● Task prompt:
Below are the records; retype each one exactly.

● Data in this exercise:
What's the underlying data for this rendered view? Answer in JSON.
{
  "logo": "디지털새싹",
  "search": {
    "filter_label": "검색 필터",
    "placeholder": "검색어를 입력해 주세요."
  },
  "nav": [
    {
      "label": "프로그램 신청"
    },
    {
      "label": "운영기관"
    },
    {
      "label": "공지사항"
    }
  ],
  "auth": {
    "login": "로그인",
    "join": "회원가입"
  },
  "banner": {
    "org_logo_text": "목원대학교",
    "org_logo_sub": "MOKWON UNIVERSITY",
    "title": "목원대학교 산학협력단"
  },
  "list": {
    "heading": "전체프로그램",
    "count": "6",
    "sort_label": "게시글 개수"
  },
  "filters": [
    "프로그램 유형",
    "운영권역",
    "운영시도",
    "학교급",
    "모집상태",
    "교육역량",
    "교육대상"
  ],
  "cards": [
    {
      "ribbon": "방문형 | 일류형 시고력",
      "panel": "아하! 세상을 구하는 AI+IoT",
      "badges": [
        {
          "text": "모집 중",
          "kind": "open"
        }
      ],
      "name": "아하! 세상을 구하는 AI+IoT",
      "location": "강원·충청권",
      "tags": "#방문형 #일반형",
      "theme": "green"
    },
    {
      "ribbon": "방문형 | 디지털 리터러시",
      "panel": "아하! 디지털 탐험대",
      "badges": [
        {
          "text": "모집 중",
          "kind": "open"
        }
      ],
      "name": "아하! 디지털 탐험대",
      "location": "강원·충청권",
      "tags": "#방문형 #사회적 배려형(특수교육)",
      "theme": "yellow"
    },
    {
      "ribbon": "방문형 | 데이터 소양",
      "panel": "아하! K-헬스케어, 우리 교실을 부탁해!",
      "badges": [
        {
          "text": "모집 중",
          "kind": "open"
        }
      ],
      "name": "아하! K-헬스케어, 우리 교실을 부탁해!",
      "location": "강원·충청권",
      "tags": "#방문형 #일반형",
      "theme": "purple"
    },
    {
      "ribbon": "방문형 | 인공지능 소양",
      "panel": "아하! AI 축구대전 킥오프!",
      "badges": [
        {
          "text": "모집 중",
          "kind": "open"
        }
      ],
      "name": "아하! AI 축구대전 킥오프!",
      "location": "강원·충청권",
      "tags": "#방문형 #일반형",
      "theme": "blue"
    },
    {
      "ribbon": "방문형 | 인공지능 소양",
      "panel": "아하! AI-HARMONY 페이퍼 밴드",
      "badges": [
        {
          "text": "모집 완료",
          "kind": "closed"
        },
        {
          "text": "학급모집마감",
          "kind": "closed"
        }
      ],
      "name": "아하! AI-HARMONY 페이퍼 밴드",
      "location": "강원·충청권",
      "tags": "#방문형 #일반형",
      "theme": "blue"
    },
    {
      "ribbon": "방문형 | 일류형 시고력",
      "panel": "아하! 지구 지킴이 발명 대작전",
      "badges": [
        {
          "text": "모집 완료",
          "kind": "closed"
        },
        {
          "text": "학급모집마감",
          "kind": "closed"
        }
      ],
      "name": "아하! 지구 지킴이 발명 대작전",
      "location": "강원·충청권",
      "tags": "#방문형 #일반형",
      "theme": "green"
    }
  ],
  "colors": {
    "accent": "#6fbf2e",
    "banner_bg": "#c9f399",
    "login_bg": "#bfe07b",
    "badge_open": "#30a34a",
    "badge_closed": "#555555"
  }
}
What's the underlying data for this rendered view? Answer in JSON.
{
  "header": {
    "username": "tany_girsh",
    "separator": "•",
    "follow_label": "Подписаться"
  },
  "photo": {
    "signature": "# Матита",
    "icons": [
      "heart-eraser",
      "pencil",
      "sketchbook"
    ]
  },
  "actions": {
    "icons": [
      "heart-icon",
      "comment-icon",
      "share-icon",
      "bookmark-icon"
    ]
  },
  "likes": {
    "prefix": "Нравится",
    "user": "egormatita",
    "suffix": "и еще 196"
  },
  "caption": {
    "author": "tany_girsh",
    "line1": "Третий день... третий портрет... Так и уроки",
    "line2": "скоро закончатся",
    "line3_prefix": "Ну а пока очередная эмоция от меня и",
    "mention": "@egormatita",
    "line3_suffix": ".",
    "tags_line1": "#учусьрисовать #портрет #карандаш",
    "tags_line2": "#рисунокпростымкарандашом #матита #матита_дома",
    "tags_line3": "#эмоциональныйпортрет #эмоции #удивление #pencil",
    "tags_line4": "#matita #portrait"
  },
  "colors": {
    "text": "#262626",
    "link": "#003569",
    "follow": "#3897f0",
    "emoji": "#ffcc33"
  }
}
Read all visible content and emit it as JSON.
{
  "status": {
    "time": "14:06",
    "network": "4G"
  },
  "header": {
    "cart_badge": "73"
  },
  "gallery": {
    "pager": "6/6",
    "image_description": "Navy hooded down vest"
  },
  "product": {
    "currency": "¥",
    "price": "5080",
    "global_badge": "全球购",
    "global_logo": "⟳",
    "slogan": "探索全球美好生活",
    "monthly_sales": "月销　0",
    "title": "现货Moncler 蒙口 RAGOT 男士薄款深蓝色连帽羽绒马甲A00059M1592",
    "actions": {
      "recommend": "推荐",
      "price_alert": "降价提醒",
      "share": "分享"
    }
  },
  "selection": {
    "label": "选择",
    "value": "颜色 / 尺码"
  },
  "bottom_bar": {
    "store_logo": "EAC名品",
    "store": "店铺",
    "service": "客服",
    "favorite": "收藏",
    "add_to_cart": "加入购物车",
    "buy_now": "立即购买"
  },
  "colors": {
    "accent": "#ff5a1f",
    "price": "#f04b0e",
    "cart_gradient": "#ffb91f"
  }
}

● Solved problem:
What's the underlying data for this rendered view? Answer in JSON.
{
  "logo": "디지털새싹",
  "search": {
    "filter_label": "검색 필터",
    "placeholder": "검색어를 입력해 주세요."
  },
  "nav": [
    {
      "label": "프로그램 신청"
    },
    {
      "label": "운영기관"
    },
    {
      "label": "공지사항"
    }
  ],
  "auth": {
    "login": "로그인",
    "join": "회원가입"
  },
  "banner": {
    "org_logo_text": "목원대학교",
    "org_logo_sub": "MOKWON UNIVERSITY",
    "title": "목원대학교 산학협력단"
  },
  "list": {
    "heading": "전체프로그램",
    "count": "6",
    "sort_label": "게시글 개수"
  },
  "filters": [
    "프로그램 유형",
    "운영권역",
    "운영시도",
    "학교급",
    "모집상태",
    "교육역량",
    "교육대상"
  ],
  "cards": [
    {
      "ribbon": "방문형 | 일류형 시고력",
      "panel": "아하! 세상을 구하는 AI+IoT",
      "badges": [
        {
          "text": "모집 중",
          "kind": "open"
        }
      ],
      "name": "아하! 세상을 구하는 AI+IoT",
      "location": "강원·충청권",
      "tags": "#방문형 #일반형",
      "theme": "green"
    },
    {
      "ribbon": "방문형 | 디지털 리터러시",
      "panel": "아하! 디지털 탐험대",
      "badges": [
        {
          "text": "모집 중",
          "kind": "open"
        }
      ],
      "name": "아하! 디지털 탐험대",
      "location": "강원·충청권",
      "tags": "#방문형 #사회적 배려형(특수교육)",
      "theme": "yellow"
    },
    {
      "ribbon": "방문형 | 데이터 소양",
      "panel": "아하! K-헬스케어, 우리 교실을 부탁해!",
      "badges": [
        {
          "text": "모집 중",
          "kind": "open"
        }
      ],
      "name": "아하! K-헬스케어, 우리 교실을 부탁해!",
      "location": "강원·충청권",
      "tags": "#방문형 #일반형",
      "theme": "purple"
    },
    {
      "ribbon": "방문형 | 인공지능 소양",
      "panel": "아하! AI 축구대전 킥오프!",
      "badges": [
        {
          "text": "모집 중",
          "kind": "open"
        }
      ],
      "name": "아하! AI 축구대전 킥오프!",
      "location": "강원·충청권",
      "tags": "#방문형 #일반형",
      "theme": "blue"
    },
    {
      "ribbon": "방문형 | 인공지능 소양",
      "panel": "아하! AI-HARMONY 페이퍼 밴드",
      "badges": [
        {
          "text": "모집 완료",
          "kind": "closed"
        },
        {
          "text": "학급모집마감",
          "kind": "closed"
        }
      ],
      "name": "아하! AI-HARMONY 페이퍼 밴드",
      "location": "강원·충청권",
      "tags": "#방문형 #일반형",
      "theme": "blue"
    },
    {
      "ribbon": "방문형 | 일류형 시고력",
      "panel": "아하! 지구 지킴이 발명 대작전",
      "badges": [
        {
          "text": "모집 완료",
          "kind": "closed"
        },
        {
          "text": "학급모집마감",
          "kind": "closed"
        }
      ],
      "name": "아하! 지구 지킴이 발명 대작전",
      "location": "강원·충청권",
      "tags": "#방문형 #일반형",
      "theme": "green"
    }
  ],
  "colors": {
    "accent": "#6fbf2e",
    "banner_bg": "#c9f399",
    "login_bg": "#bfe07b",
    "badge_open": "#30a34a",
    "badge_closed": "#555555"
  }
}
What's the underlying data for this rendered view? Answer in JSON.
{
  "header": {
    "username": "tany_girsh",
    "separator": "•",
    "follow_label": "Подписаться"
  },
  "photo": {
    "signature": "# Матита",
    "icons": [
      "heart-eraser",
      "pencil",
      "sketchbook"
    ]
  },
  "actions": {
    "icons": [
      "heart-icon",
      "comment-icon",
      "share-icon",
      "bookmark-icon"
    ]
  },
  "likes": {
    "prefix": "Нравится",
    "user": "egormatita",
    "suffix": "и еще 196"
  },
  "caption": {
    "author": "tany_girsh",
    "line1": "Третий день... третий портрет... Так и уроки",
    "line2": "скоро закончатся",
    "line3_prefix": "Ну а пока очередная эмоция от меня и",
    "mention": "@egormatita",
    "line3_suffix": ".",
    "tags_line1": "#учусьрисовать #портрет #карандаш",
    "tags_line2": "#рисунокпростымкарандашом #матита #матита_дома",
    "tags_line3": "#эмоциональныйпортрет #эмоции #удивление #pencil",
    "tags_line4": "#matita #portrait"
  },
  "colors": {
    "text": "#262626",
    "link": "#003569",
    "follow": "#3897f0",
    "emoji": "#ffcc33"
  }
}
Read all visible content and emit it as JSON.
{
  "status": {
    "time": "14:06",
    "network": "4G"
  },
  "header": {
    "cart_badge": "73"
  },
  "gallery": {
    "pager": "6/6",
    "image_description": "Navy hooded down vest"
  },
  "product": {
    "currency": "¥",
    "price": "5080",
    "global_badge": "全球购",
    "global_logo": "⟳",
    "slogan": "探索全球美好生活",
    "monthly_sales": "月销　0",
    "title": "现货Moncler 蒙口 RAGOT 男士薄款深蓝色连帽羽绒马甲A00059M1592",
    "actions": {
      "recommend": "推荐",
      "price_alert": "降价提醒",
      "share": "分享"
    }
  },
  "selection": {
    "label": "选择",
    "value": "颜色 / 尺码"
  },
  "bottom_bar": {
    "store_logo": "EAC名品",
    "store": "店铺",
    "service": "客服",
    "favorite": "收藏",
    "add_to_cart": "加入购物车",
    "buy_now": "立即购买"
  },
  "colors": {
    "accent": "#ff5a1f",
    "price": "#f04b0e",
    "cart_gradient": "#ffb91f"
  }
}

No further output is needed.